*** Materials provided ***

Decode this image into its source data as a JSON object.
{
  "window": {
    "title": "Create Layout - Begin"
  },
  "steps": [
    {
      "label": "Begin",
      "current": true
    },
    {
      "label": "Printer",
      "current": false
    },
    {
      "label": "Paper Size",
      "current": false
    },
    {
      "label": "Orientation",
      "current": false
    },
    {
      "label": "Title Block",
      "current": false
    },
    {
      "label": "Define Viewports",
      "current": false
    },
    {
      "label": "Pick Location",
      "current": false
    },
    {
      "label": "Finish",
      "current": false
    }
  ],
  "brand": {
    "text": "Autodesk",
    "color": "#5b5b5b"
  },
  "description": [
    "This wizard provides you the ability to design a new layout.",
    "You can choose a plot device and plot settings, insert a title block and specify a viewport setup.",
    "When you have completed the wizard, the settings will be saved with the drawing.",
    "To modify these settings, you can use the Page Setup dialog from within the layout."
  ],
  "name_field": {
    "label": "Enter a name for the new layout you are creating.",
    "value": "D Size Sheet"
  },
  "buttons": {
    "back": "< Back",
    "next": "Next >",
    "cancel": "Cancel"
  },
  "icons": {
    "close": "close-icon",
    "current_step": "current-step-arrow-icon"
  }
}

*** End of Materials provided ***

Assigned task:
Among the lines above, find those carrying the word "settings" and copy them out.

Task answer:
    "You can choose a plot device and plot settings, insert a title block and specify a viewport setup.",
    "When you have completed the wizard, the settings will be saved with the drawing.",
    "To modify these settings, you can use the Page Setup dialog from within the layout."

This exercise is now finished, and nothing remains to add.